“There was a lot of stuff that I would’ve fought through, but it was an injury to the spine. I tried to push through it and it got to a point where I couldn’t use anything on the right side of my body anymore. I couldn’t throw kicks or punches, so I was forced out,” revealed the Jackson’s MMA product.

“I tried to do the non-invasive, less aggressive route, which was epidurals and physical therapy, but that didn’t work. I opted for surgery, and they removed some of the disc and moved some stuff around. It went really well. Knowing me, I was training two weeks later. They said it wasn’t ‘that invasive,’ so I took that as ‘you can train right away.’ I had some lingering pain, but I’ve gotten to a point now where everything feels solid.”

The lengthy layoff due to surgery has left Vallie-Flagg as the forgotten man at 155 pounds. Being that the division is one of the most crowded in the UFC, it comes as no surprise to the New Mexico-based fighter.

“It’s hard. The minute you lose momentum, you feel it. You have a setback and you’re at the back of the line again. Everybody’s hungry and everybody’s striving to get to the top,” he explained.

Vallie-Flagg (L) lands a knee (Esther Lin/MMA Fighting)

Vallie-Flagg (L) lands a knee (Esther Lin/MMA Fighting)

“You have a guy like Michael Johnson who was ranked right around me at one point and now he’s jumped way up there because he’s had several fights while I’ve been stagnant. It’s understandable.”

Back at full health, Vallie-Flagg will see his journey towards the lightweight belt kick off against undefeated Brazilian Elias Silverio at UFC Fight Night 35 on Jan. 15 in Duluth, Ga.

“He’s a tough kid, 9-0,” said Vallie-Flagg of his opponent. “[He was the] Jungle Fights champion. He’s similar to me in that he likes to come forward and bang. I see some things that I think I can expose.”

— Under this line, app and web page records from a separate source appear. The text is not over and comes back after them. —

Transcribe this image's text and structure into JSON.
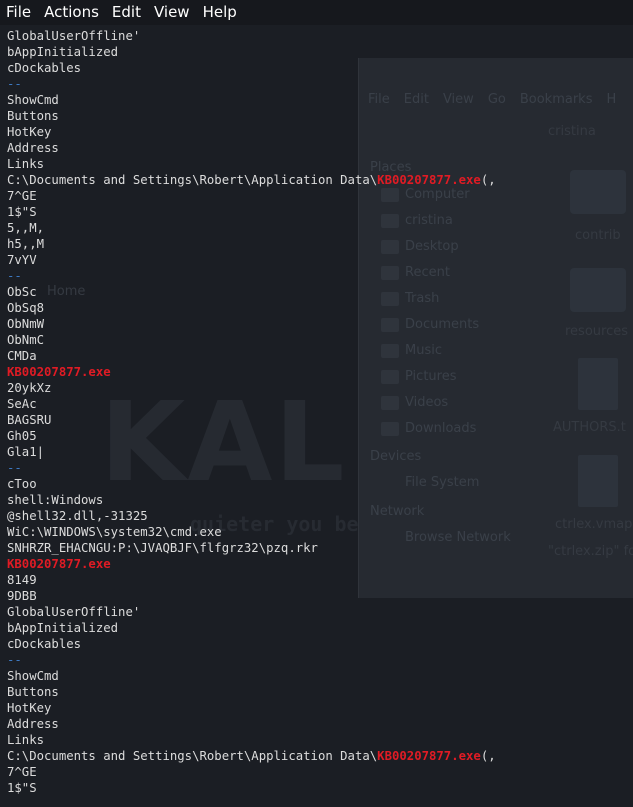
{
  "menubar": {
    "items": [
      "File",
      "Actions",
      "Edit",
      "View",
      "Help"
    ]
  },
  "colors": {
    "background": "#1b1e24",
    "text": "#dcdcdc",
    "separator": "#3d79c2",
    "highlight": "#e01b24"
  },
  "terminal": {
    "lines": [
      {
        "text": "GlobalUserOffline'"
      },
      {
        "text": "bAppInitialized"
      },
      {
        "text": "cDockables"
      },
      {
        "text": "--",
        "kind": "sep"
      },
      {
        "text": "ShowCmd"
      },
      {
        "text": "Buttons"
      },
      {
        "text": "HotKey"
      },
      {
        "text": "Address"
      },
      {
        "text": "Links"
      },
      {
        "pre": "C:\\Documents and Settings\\Robert\\Application Data\\",
        "hl": "KB00207877.exe",
        "post": "(,"
      },
      {
        "text": "7^GE"
      },
      {
        "text": "1$\"S"
      },
      {
        "text": "5,,M,"
      },
      {
        "text": "h5,,M"
      },
      {
        "text": "7vYV"
      },
      {
        "text": "--",
        "kind": "sep"
      },
      {
        "text": "ObSc"
      },
      {
        "text": "ObSq8"
      },
      {
        "text": "ObNmW"
      },
      {
        "text": "ObNmC"
      },
      {
        "text": "CMDa"
      },
      {
        "pre": "",
        "hl": "KB00207877.exe",
        "post": ""
      },
      {
        "text": "20ykXz"
      },
      {
        "text": "SeAc"
      },
      {
        "text": "BAGSRU"
      },
      {
        "text": "Gh05"
      },
      {
        "text": "Gla1|"
      },
      {
        "text": "--",
        "kind": "sep"
      },
      {
        "text": "cToo"
      },
      {
        "text": "shell:Windows"
      },
      {
        "text": "@shell32.dll,-31325"
      },
      {
        "text": "WiC:\\WINDOWS\\system32\\cmd.exe"
      },
      {
        "text": "SNHRZR_EHACNGU:P:\\JVAQBJF\\flfgrz32\\pzq.rkr"
      },
      {
        "pre": "",
        "hl": "KB00207877.exe",
        "post": ""
      },
      {
        "text": "8149"
      },
      {
        "text": "9DBB"
      },
      {
        "text": "GlobalUserOffline'"
      },
      {
        "text": "bAppInitialized"
      },
      {
        "text": "cDockables"
      },
      {
        "text": "--",
        "kind": "sep"
      },
      {
        "text": "ShowCmd"
      },
      {
        "text": "Buttons"
      },
      {
        "text": "HotKey"
      },
      {
        "text": "Address"
      },
      {
        "text": "Links"
      },
      {
        "pre": "C:\\Documents and Settings\\Robert\\Application Data\\",
        "hl": "KB00207877.exe",
        "post": "(,"
      },
      {
        "text": "7^GE"
      },
      {
        "text": "1$\"S"
      }
    ]
  },
  "background": {
    "file_manager_menu": [
      "File",
      "Edit",
      "View",
      "Go",
      "Bookmarks",
      "H"
    ],
    "location": "cristina",
    "places_header": "Places",
    "places": [
      "Computer",
      "cristina",
      "Desktop",
      "Recent",
      "Trash",
      "Documents",
      "Music",
      "Pictures",
      "Videos",
      "Downloads"
    ],
    "devices_header": "Devices",
    "devices": [
      "File System"
    ],
    "network_header": "Network",
    "network": [
      "Browse Network"
    ],
    "files": [
      "contrib",
      "resources",
      "AUTHORS.t",
      "ctrlex.vmap",
      "\"ctrlex.zip\" fo"
    ],
    "home_label": "Home",
    "wallpaper_word": "KAL",
    "wallpaper_tagline": "quieter you be"
  }
}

Although Silverio is hardly as well-known as Edwards or Cavalcante to most MMA fans, Vallie-Flagg is not underestimating the Brazilian.

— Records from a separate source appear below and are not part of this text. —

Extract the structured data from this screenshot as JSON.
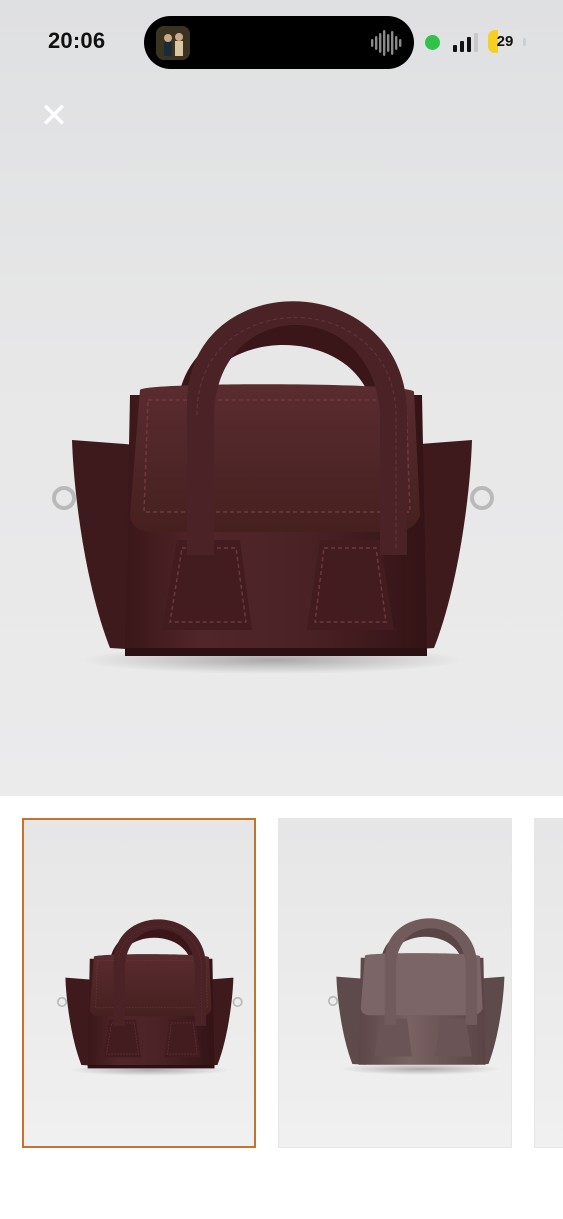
{
  "status_bar": {
    "time": "20:06",
    "battery_level": "29",
    "battery_fraction": 0.29,
    "icons": [
      "now-playing-thumbnail-icon",
      "audio-waveform-icon",
      "camera-in-use-dot-icon",
      "cellular-signal-icon",
      "battery-icon"
    ]
  },
  "viewer": {
    "close_icon": "close-icon",
    "main_image_description_icon": "handbag-photo"
  },
  "gallery": {
    "thumbnails": [
      {
        "state": "selected",
        "color": "#4a2124"
      },
      {
        "state": "unselected",
        "color": "#6b5354"
      },
      {
        "state": "unselected",
        "color": "#5a3a3a"
      }
    ],
    "selected_border_color": "#c4732d"
  },
  "colors": {
    "bag_main": "#4a2124",
    "bag_alt": "#6b5354",
    "accent": "#c4732d",
    "camera_dot": "#31c24a",
    "battery_fill": "#f7cf20"
  }
}
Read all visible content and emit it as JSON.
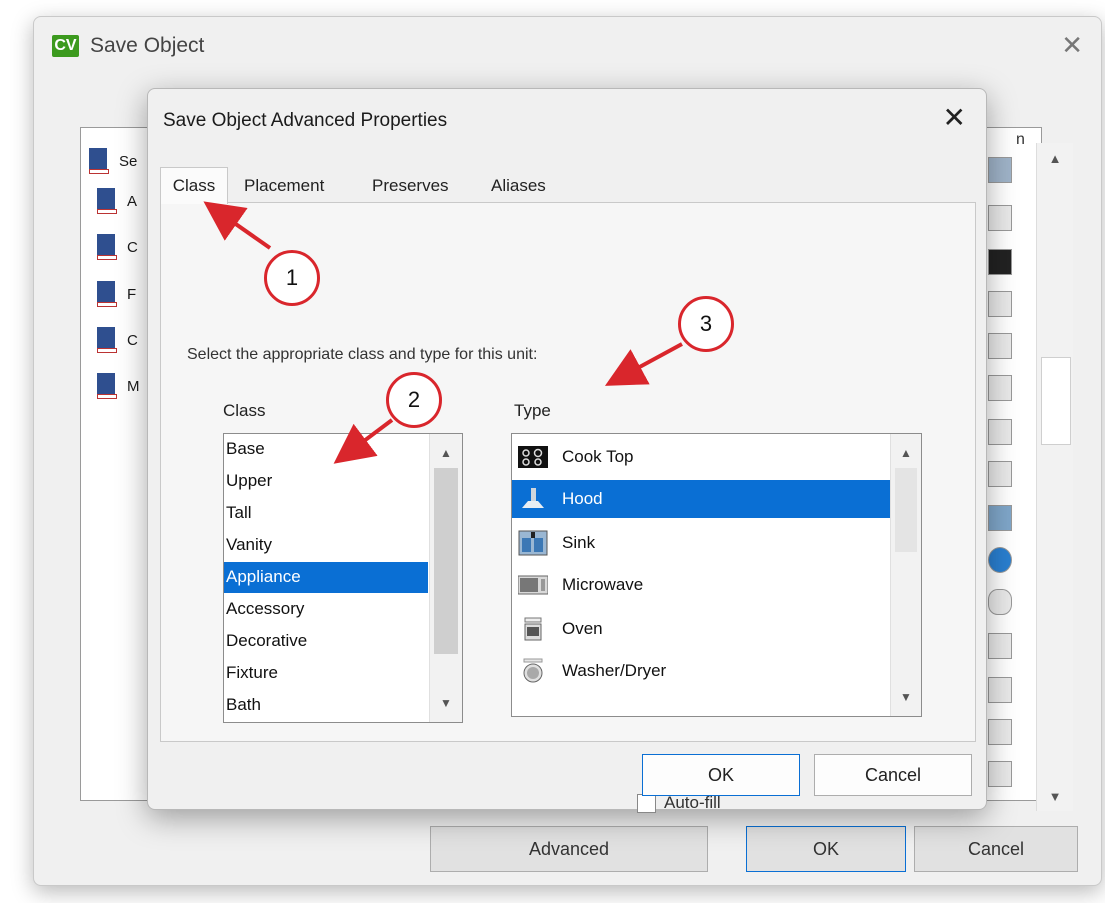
{
  "outer_window": {
    "title": "Save Object",
    "logo_text": "CV",
    "list_header_fragment": "Se",
    "column_header_fragment": "n",
    "list_row_initials": [
      "A",
      "C",
      "F",
      "C",
      "M"
    ],
    "buttons": {
      "advanced": "Advanced",
      "ok": "OK",
      "cancel": "Cancel"
    }
  },
  "dialog": {
    "title": "Save Object Advanced Properties",
    "tabs": [
      "Class",
      "Placement",
      "Preserves",
      "Aliases"
    ],
    "active_tab": "Class",
    "instruction": "Select the appropriate class and type for this unit:",
    "class_label": "Class",
    "type_label": "Type",
    "class_items": [
      "Base",
      "Upper",
      "Tall",
      "Vanity",
      "Appliance",
      "Accessory",
      "Decorative",
      "Fixture",
      "Bath"
    ],
    "selected_class": "Appliance",
    "type_items": [
      {
        "label": "Cook Top",
        "icon": "cooktop-icon"
      },
      {
        "label": "Hood",
        "icon": "hood-icon"
      },
      {
        "label": "Sink",
        "icon": "sink-icon"
      },
      {
        "label": "Microwave",
        "icon": "microwave-icon"
      },
      {
        "label": "Oven",
        "icon": "oven-icon"
      },
      {
        "label": "Washer/Dryer",
        "icon": "washer-dryer-icon"
      }
    ],
    "selected_type": "Hood",
    "autofill_label": "Auto-fill",
    "autofill_checked": false,
    "ok_label": "OK",
    "cancel_label": "Cancel"
  },
  "annotations": [
    "1",
    "2",
    "3"
  ],
  "colors": {
    "selection": "#0a6fd4",
    "annotation_red": "#d9262c",
    "logo_green": "#3c9a1e"
  }
}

“That’s the thing that’s hard. You go from fighting two veterans that have been around to now this hungry, up-and-coming kid who wants to shine in the UFC. Is it a step down? Not so much,” declared Vallie-Flagg. “He’s just as dangerous as anybody else. To me, he’s more dangerous than the guy who’s been around the block a few times.”

Fueling Vallie-Flagg’s motivation for this fight is something completely unrelated to the sport, and perhaps his biggest challenge of the last year: his father’s battle with cancer. While his recovery has gone well, it helped put things into perspective for Vallie-Flagg.

“My dad is a huge inspiration for me,” he revealed. “If he can go back and battle cancer and then go back to work, I have no excuse not to go out there and work hard and give my best performance. If somebody can go through cancer, I have no reason to piss and moan about anything, especially since I get to do what I love. It’s going to be a huge factor in this fight.”

If Vallie-Flagg can perform up to his own expectations on Jan. 15, he’ll be back in the mix at 155 pounds…and hopefully 2014 will be a much smoother ride for the fighter and his family.

Isaac would like to thank Venum Fight Wear and all of his teammates at Jackson’s MMA. Follow him on Twitter: @ikevallieflagg